News Article • 5/28/2019 • by Michael Symons at New Jersey 101.5
The number of "clean energy" jobs in New Jersey has been increasing steadily the last few years and advocates say could grow faster soon due to a law enacted a year ago Thursday.
To mark the anniversary of Gov. Phil Murphy signing a bill designed to promote the use of renewable energy sources and increase statewide energy efficiency, the nonpartisan business group E2 issued a report that finds there were 51,582 clean-energy jobs in New Jersey in 2017.
That was up from 49,936 in 2016, E2 said. A portion of the data for 2018 was released in March, indicating that the number of clean-energy jobs in New Jersey grew by around 2,800 last year, not including jobs related to clean vehicles and other small categories.
News Article • 3/20/2019 • by Scott Fallon at North Jersey
Towns and counties will have the power to impose fees on property owners to pay for upgrades to antiquated stormwater systems based on how much they contribute to runoff, under a bill signed into law Monday by Gov. Phil Murphy.
News Article • 3/20/2019 • by Tom Johnson at NJ Spotlight
A decade-long battle to give local governments a tool to deal with storm runoff — the state’s biggest source of pollution for streams, rivers, and bays — ended yesterday with Gov. Phil Murphy signing a bill without fanfare that will do just that.
News Article • 3/6/2019 • by Tom Johnson and Colleen O'Dea at NJ Spotlight
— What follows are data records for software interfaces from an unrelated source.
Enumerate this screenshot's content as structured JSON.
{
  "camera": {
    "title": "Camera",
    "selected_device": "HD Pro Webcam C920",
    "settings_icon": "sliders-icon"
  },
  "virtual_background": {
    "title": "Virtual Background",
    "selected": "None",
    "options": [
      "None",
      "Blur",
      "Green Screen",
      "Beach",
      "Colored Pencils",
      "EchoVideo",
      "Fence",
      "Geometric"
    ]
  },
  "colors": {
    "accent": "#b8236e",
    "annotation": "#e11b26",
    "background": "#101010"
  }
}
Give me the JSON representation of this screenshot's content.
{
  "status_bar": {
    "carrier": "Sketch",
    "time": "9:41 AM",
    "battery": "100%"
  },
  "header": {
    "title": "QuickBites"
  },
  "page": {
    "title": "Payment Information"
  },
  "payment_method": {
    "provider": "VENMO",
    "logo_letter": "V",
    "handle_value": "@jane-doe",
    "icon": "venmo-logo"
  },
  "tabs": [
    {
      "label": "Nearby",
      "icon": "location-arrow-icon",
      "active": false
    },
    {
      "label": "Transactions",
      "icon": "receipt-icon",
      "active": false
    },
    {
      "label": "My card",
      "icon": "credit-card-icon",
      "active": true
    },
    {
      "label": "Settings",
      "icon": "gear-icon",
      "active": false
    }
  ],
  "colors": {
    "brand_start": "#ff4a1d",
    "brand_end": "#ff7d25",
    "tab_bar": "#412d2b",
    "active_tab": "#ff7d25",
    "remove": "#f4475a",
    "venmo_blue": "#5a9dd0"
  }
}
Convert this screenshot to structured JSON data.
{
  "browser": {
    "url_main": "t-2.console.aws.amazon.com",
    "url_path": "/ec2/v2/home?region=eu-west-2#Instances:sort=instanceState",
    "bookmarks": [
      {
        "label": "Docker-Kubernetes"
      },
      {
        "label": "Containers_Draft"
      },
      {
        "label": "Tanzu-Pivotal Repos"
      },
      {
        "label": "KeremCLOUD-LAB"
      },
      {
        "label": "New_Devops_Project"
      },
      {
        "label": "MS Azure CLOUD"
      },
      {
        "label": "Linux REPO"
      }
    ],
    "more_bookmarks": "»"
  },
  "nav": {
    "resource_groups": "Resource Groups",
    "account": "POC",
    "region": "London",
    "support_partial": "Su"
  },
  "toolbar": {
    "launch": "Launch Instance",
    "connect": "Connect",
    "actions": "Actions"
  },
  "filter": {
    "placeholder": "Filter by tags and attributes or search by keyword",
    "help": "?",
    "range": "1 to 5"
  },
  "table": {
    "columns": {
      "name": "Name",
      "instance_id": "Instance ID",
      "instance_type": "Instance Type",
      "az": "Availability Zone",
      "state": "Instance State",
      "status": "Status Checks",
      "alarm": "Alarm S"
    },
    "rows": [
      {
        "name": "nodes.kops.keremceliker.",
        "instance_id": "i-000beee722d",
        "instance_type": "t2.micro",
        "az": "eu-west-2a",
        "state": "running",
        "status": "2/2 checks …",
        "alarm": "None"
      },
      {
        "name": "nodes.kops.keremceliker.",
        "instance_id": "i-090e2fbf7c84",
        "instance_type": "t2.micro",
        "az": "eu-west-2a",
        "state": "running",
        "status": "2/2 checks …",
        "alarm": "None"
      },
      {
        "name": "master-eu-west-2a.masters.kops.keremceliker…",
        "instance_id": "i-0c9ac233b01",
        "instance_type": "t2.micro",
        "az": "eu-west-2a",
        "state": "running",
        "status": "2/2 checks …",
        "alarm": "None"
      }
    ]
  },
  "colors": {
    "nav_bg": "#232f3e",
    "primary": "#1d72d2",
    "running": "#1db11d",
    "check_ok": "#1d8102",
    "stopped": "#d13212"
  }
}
Gov. Phil Murphy pledged to end the practice of diverting funds from state affordable-housing and clean-energy programs, a budget tactic embraced by previous governors that he had continued, albeit not as aggressively as his predecessors.
News Article • 2/28/2019 • by Russ Zimmer at Asbury Park Press
"Governor Murphy and his administration have steadfastly stood by their commitment to 100 (percent) clean energy by 2050, and because of that, we are beginning to see the makings of a fossil-free New Jersey," said Ed Potosnak, executive director of New Jersey League of Conservation Voters, in a statement this morning.
News Article • 1/30/2019 • by Tom Johnson at NJ Spotlight
Lawmakers appear to have settled on a mechanism for allocating constitutionally dedicated funds to preserve open space, farmland, and historic structures for the next fiscal year and beyond.
News Article • 1/17/2019 • by Russ Zimmer at Asbury Park Press
Inch by inch, over the next several decades, the Atlantic Ocean is going to claim more of the barrier islands and low-lying coastal areas.
Monsoon-like rainstorms will become more commonplace, as will heat waves in the summer. The Pinelands will be under attack by tree-killing bugs from the South and commercial fishermen will have to adapt to hunting new species of fish.
This is how climate change will manifest in New Jersey, a reality that Gov. Phil Murphy, unlike his predecessor, acknowledges and has pledged to both resist and prepare for.
"Unless we do more (to counter climate change), the question isn’t whether we’ll see another superstorm like Sandy, but simply a question of when,” Murphy said during a speech in Highlands two weeks after his inauguration. “As the densest state in the nation, we can ill afford to keep our heads in the sand when it comes to climate change.“
News Article • 1/16/2019 • by Michelle Brunetti Post at Press of Atlantic City
But League of Conservation Voters Executive Director Ed Potosnak defended Murphy’s first-year record.
“Our state has made huge strides to turn back the hands of time on the toxic legacy of the Christie administration,” Potosnak said, by advancing clean energy and environmental justice.
News Article • 1/15/2019
News Article • 1/15/2019 • by Colleen O'Dea at NJ Spotlight
“The governor’s first year has been a whirlwind of pro-environmental actions and commitments to conservation, including creating 100,000 jobs in energy efficiency, reversing rollbacks such as the Highlands Septic Density rule, standing up to polluters and developers, and making sweeping changes at the DEP that puts science-based decision making a top priority,” said Ed Potosnak, the fund’s executive director, who gave the Murphy administration a B+.